- **PROBLEM DETAILS**: Look through the data below. Show each line where the string "kind" occurs.

- **DATA FOR PROCESSING**:

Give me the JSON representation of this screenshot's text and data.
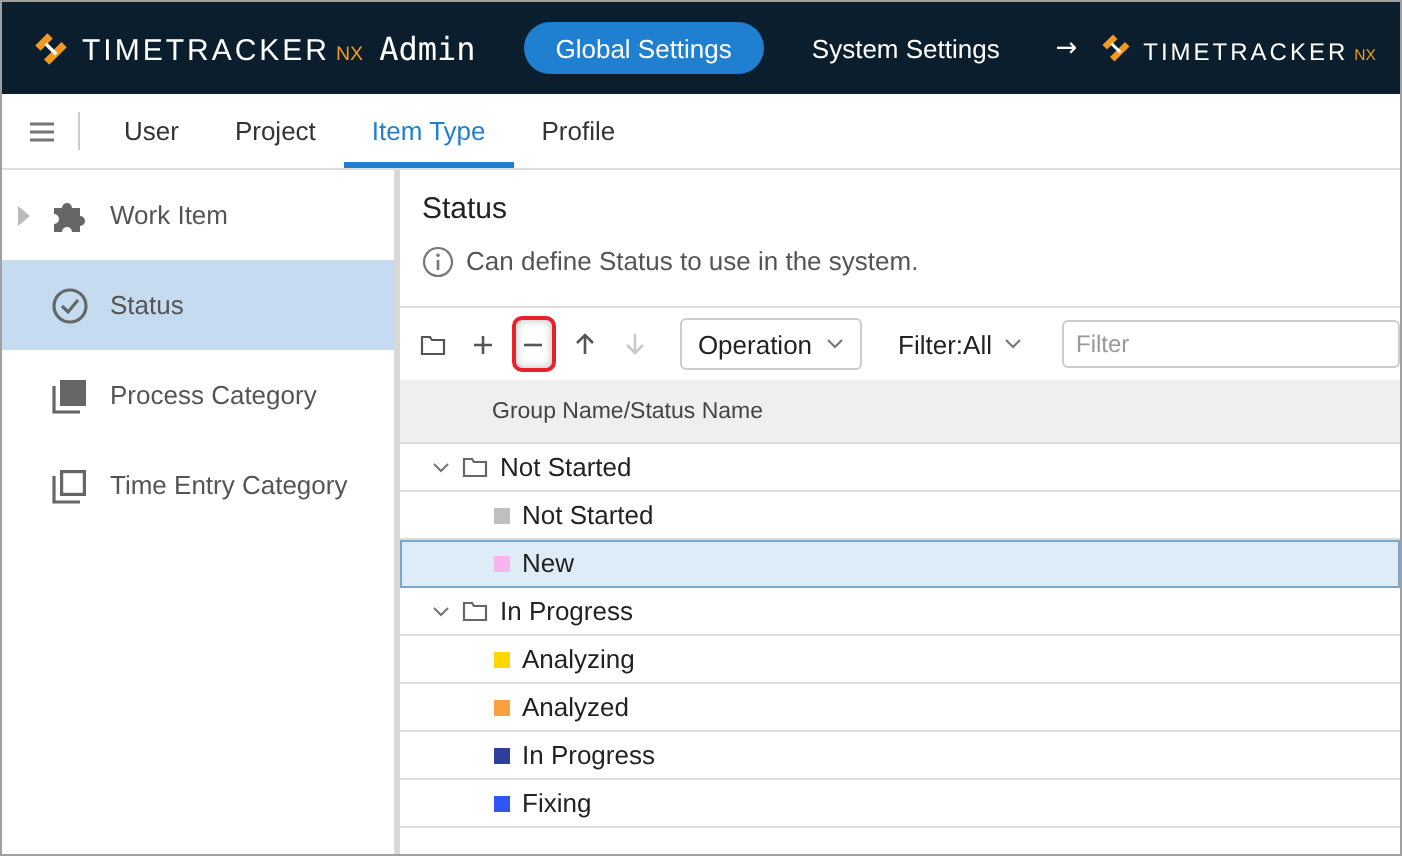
{
  "header": {
    "logo": {
      "name": "TIMETRACKER",
      "suffix": "NX"
    },
    "title": "Admin",
    "tabs": [
      {
        "label": "Global Settings",
        "selected": true
      },
      {
        "label": "System Settings",
        "selected": false
      }
    ],
    "link": {
      "arrow": "→",
      "logo": {
        "name": "TIMETRACKER",
        "suffix": "NX"
      }
    }
  },
  "nav": {
    "tabs": [
      {
        "label": "User",
        "selected": false
      },
      {
        "label": "Project",
        "selected": false
      },
      {
        "label": "Item Type",
        "selected": true
      },
      {
        "label": "Profile",
        "selected": false
      }
    ]
  },
  "sidebar": {
    "items": [
      {
        "label": "Work Item",
        "kind": "puzzle",
        "expandable": true,
        "selected": false
      },
      {
        "label": "Status",
        "kind": "check",
        "expandable": false,
        "selected": true
      },
      {
        "label": "Process Category",
        "kind": "filled",
        "expandable": false,
        "selected": false
      },
      {
        "label": "Time Entry Category",
        "kind": "outline",
        "expandable": false,
        "selected": false
      }
    ]
  },
  "content": {
    "title": "Status",
    "info": "Can define Status to use in the system.",
    "toolbar": {
      "buttons": [
        {
          "kind": "folder",
          "disabled": false,
          "highlighted": false
        },
        {
          "kind": "add",
          "disabled": false,
          "highlighted": false
        },
        {
          "kind": "remove",
          "disabled": false,
          "highlighted": true
        },
        {
          "kind": "up",
          "disabled": false,
          "highlighted": false
        },
        {
          "kind": "down",
          "disabled": true,
          "highlighted": false
        }
      ],
      "operation": "Operation",
      "filter": "Filter:All",
      "filter_placeholder": "Filter"
    },
    "table": {
      "columns": [
        "Group Name/Status Name"
      ],
      "rows": [
        {
          "label": "Not Started",
          "expanded": true,
          "selected": false,
          "children": [
            {
              "label": "Not Started",
              "color": "#bfbfbf",
              "selected": false
            },
            {
              "label": "New",
              "color": "#f8b4ee",
              "selected": true
            }
          ]
        },
        {
          "label": "In Progress",
          "expanded": true,
          "selected": false,
          "children": [
            {
              "label": "Analyzing",
              "color": "#ffd800",
              "selected": false
            },
            {
              "label": "Analyzed",
              "color": "#ffa040",
              "selected": false
            },
            {
              "label": "In Progress",
              "color": "#2e3e9c",
              "selected": false
            },
            {
              "label": "Fixing",
              "color": "#2f55f5",
              "selected": false
            }
          ]
        }
      ]
    }
  }
}
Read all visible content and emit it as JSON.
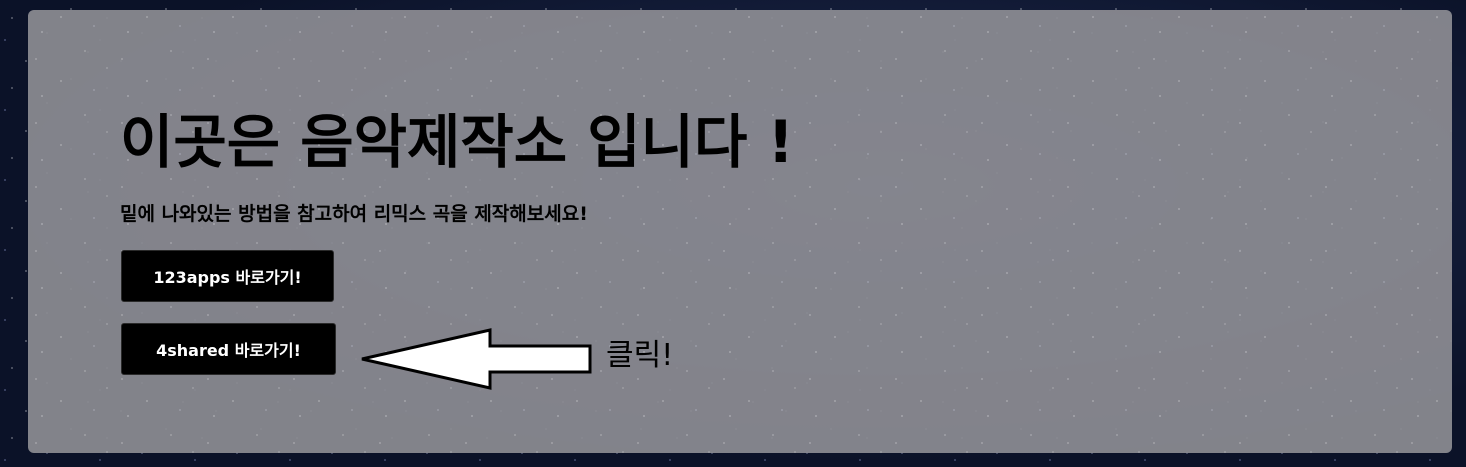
{
  "hero": {
    "title": "이곳은 음악제작소 입니다 !",
    "subtitle": "밑에 나와있는 방법을 참고하여 리믹스 곡을 제작해보세요!"
  },
  "buttons": [
    {
      "label": "123apps 바로가기!"
    },
    {
      "label": "4shared 바로가기!"
    }
  ],
  "annotation": {
    "icon": "arrow-left-icon",
    "text": "클릭!"
  },
  "colors": {
    "panel": "#8c8c92",
    "button_bg": "#000000",
    "button_text": "#ffffff",
    "text": "#000000"
  }
}
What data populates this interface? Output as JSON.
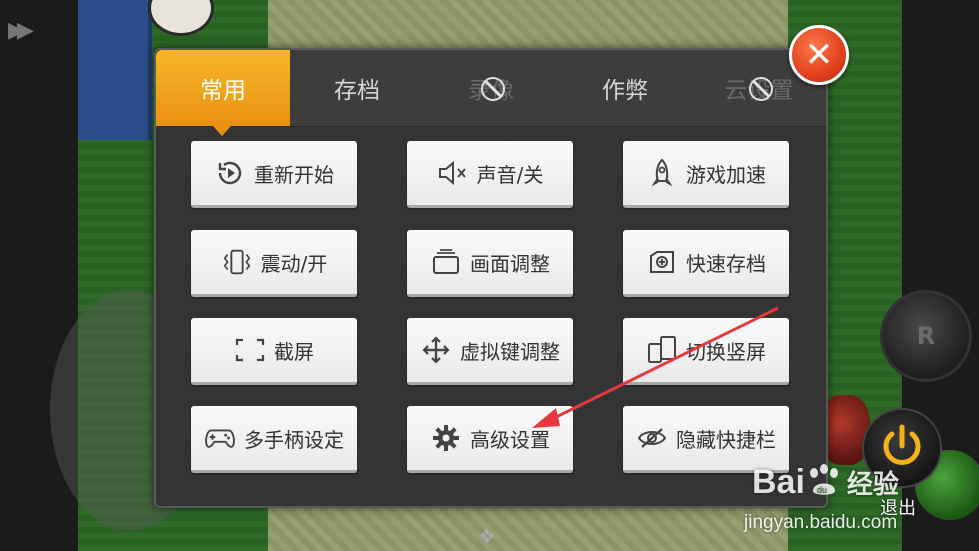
{
  "menu": {
    "tabs": [
      {
        "label": "常用",
        "active": true
      },
      {
        "label": "存档",
        "active": false
      },
      {
        "label": "录像",
        "active": false,
        "disabled": true
      },
      {
        "label": "作弊",
        "active": false
      },
      {
        "label": "云设置",
        "active": false,
        "disabled": true
      }
    ],
    "close_icon": "close-icon",
    "buttons": [
      {
        "label": "重新开始",
        "icon": "restart-icon"
      },
      {
        "label": "声音/关",
        "icon": "sound-off-icon"
      },
      {
        "label": "游戏加速",
        "icon": "rocket-icon"
      },
      {
        "label": "震动/开",
        "icon": "vibrate-icon"
      },
      {
        "label": "画面调整",
        "icon": "screen-adjust-icon"
      },
      {
        "label": "快速存档",
        "icon": "quick-save-icon"
      },
      {
        "label": "截屏",
        "icon": "screenshot-icon"
      },
      {
        "label": "虚拟键调整",
        "icon": "move-icon"
      },
      {
        "label": "切换竖屏",
        "icon": "rotate-screen-icon"
      },
      {
        "label": "多手柄设定",
        "icon": "gamepad-icon"
      },
      {
        "label": "高级设置",
        "icon": "gear-icon"
      },
      {
        "label": "隐藏快捷栏",
        "icon": "hide-eye-icon"
      }
    ]
  },
  "controls": {
    "r_button": "R",
    "exit_label": "退出"
  },
  "watermark": {
    "brand_left": "Bai",
    "brand_right": "经验",
    "url": "jingyan.baidu.com"
  },
  "colors": {
    "tab_active": "#f0a21a",
    "close": "#e0401c",
    "arrow": "#e8383d",
    "power": "#f2b21c"
  }
}
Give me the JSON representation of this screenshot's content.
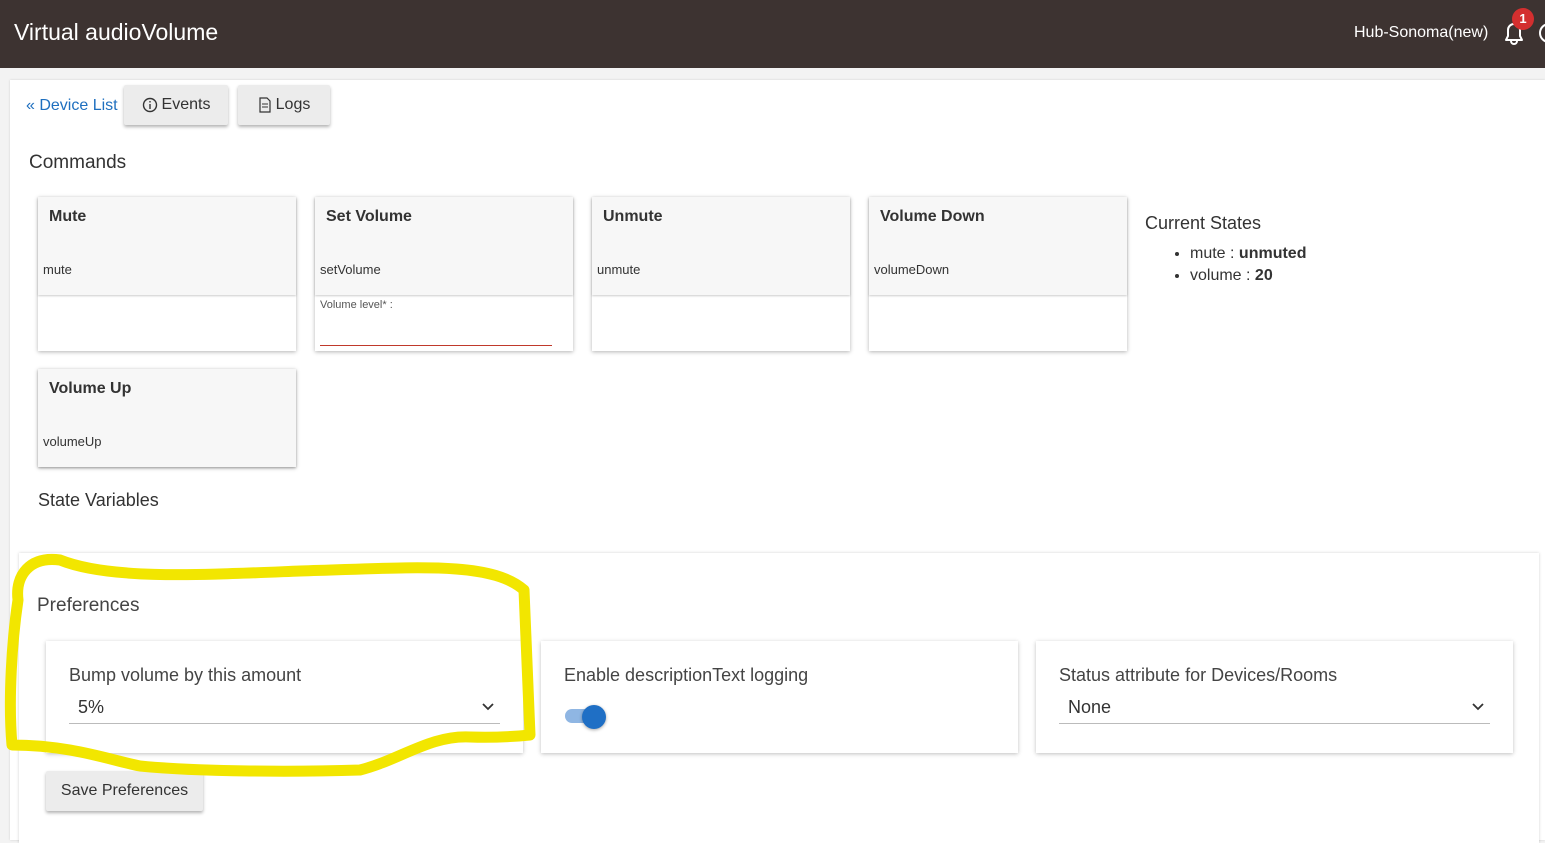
{
  "header": {
    "title": "Virtual audioVolume",
    "hub_name": "Hub-Sonoma(new)",
    "notification_count": "1"
  },
  "nav": {
    "back_label": "« Device List",
    "events_label": "Events",
    "logs_label": "Logs"
  },
  "commands": {
    "title": "Commands",
    "items": [
      {
        "label": "Mute",
        "method": "mute"
      },
      {
        "label": "Set Volume",
        "method": "setVolume",
        "param_label": "Volume level* :",
        "param_value": ""
      },
      {
        "label": "Unmute",
        "method": "unmute"
      },
      {
        "label": "Volume Down",
        "method": "volumeDown"
      },
      {
        "label": "Volume Up",
        "method": "volumeUp"
      }
    ]
  },
  "current_states": {
    "title": "Current States",
    "items": [
      {
        "name": "mute",
        "sep": " : ",
        "value": "unmuted"
      },
      {
        "name": "volume",
        "sep": " : ",
        "value": "20"
      }
    ]
  },
  "state_variables": {
    "title": "State Variables"
  },
  "preferences": {
    "title": "Preferences",
    "bump": {
      "label": "Bump volume by this amount",
      "value": "5%"
    },
    "logging": {
      "label": "Enable descriptionText logging",
      "enabled": true
    },
    "status_attr": {
      "label": "Status attribute for Devices/Rooms",
      "value": "None"
    },
    "save_label": "Save Preferences"
  },
  "colors": {
    "header_bg": "#3d3331",
    "link": "#1e6fbf",
    "toggle_on": "#1f6fc5",
    "badge": "#d32f2f",
    "annotation": "#f2e600"
  },
  "icons": {
    "events": "info-icon",
    "logs": "document-icon",
    "notifications": "bell-icon"
  }
}
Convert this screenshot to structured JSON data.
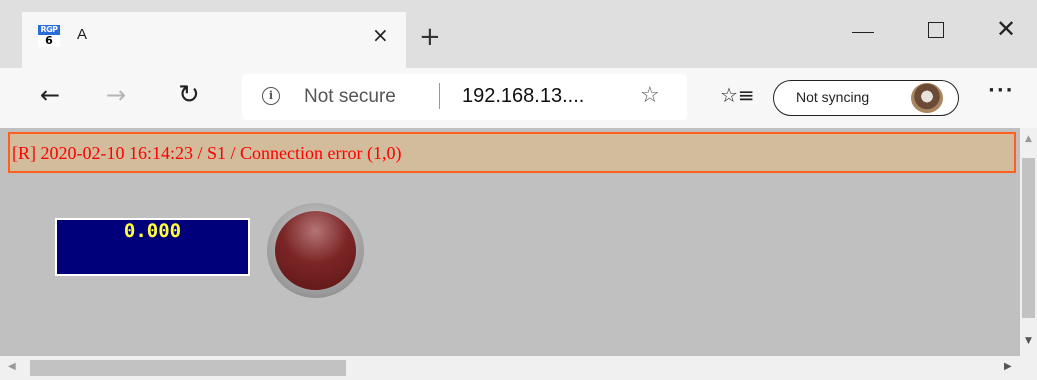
{
  "browser": {
    "tab": {
      "favicon_top": "RGP",
      "favicon_bottom": "6",
      "title": "A",
      "close_glyph": "×"
    },
    "new_tab_glyph": "+",
    "window_controls": {
      "close_glyph": "✕"
    },
    "toolbar": {
      "back_glyph": "←",
      "forward_glyph": "→",
      "reload_glyph": "↻",
      "info_glyph": "i",
      "security_text": "Not secure",
      "url": "192.168.13....",
      "star_glyph": "☆",
      "favorites_glyph": "☆≡",
      "sync_label": "Not syncing",
      "more_glyph": "···"
    }
  },
  "page": {
    "status_message": "[R] 2020-02-10 16:14:23 / S1 / Connection error (1,0)",
    "display_value": "0.000",
    "indicator": {
      "state": "off",
      "color": "#7c2626"
    },
    "colors": {
      "background": "#c0c0c0",
      "status_bg": "#d2bc9c",
      "status_border": "#ff6020",
      "status_text": "#ff0000",
      "display_bg": "#00007a",
      "display_text": "#ffff3c"
    }
  },
  "scrollbars": {
    "up_glyph": "▲",
    "down_glyph": "▼",
    "left_glyph": "◀",
    "right_glyph": "▶"
  }
}
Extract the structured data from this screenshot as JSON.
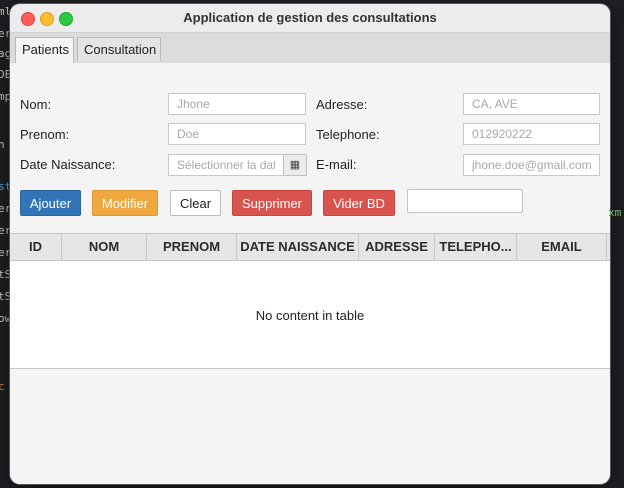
{
  "window": {
    "title": "Application de gestion des consultations"
  },
  "tabs": [
    {
      "label": "Patients",
      "active": true
    },
    {
      "label": "Consultation",
      "active": false
    }
  ],
  "form": {
    "nom": {
      "label": "Nom:",
      "placeholder": "Jhone"
    },
    "prenom": {
      "label": "Prenom:",
      "placeholder": "Doe"
    },
    "date_naissance": {
      "label": "Date Naissance:",
      "placeholder": "Sélectionner la date"
    },
    "adresse": {
      "label": "Adresse:",
      "placeholder": "CA, AVE"
    },
    "telephone": {
      "label": "Telephone:",
      "placeholder": "012920222"
    },
    "email": {
      "label": "E-mail:",
      "placeholder": "jhone.doe@gmail.com"
    },
    "calendar_icon": "calendar-icon"
  },
  "buttons": {
    "ajouter": "Ajouter",
    "modifier": "Modifier",
    "clear": "Clear",
    "supprimer": "Supprimer",
    "vider": "Vider BD"
  },
  "search": {
    "value": ""
  },
  "table": {
    "columns": [
      "ID",
      "NOM",
      "PRENOM",
      "DATE NAISSANCE",
      "ADRESSE",
      "TELEPHO...",
      "EMAIL"
    ],
    "empty_text": "No content in table"
  },
  "colors": {
    "ajouter": "#3275b6",
    "modifier": "#efa740",
    "supprimer": "#d9534f",
    "vider": "#d9534f"
  }
}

- **RESULT OF THIS EXERCISE**:
        "kind": "puzzle",
        "kind": "check",
        "kind": "filled",
        "kind": "outline",
          "kind": "folder",
          "kind": "add",
          "kind": "remove",
          "kind": "up",
          "kind": "down",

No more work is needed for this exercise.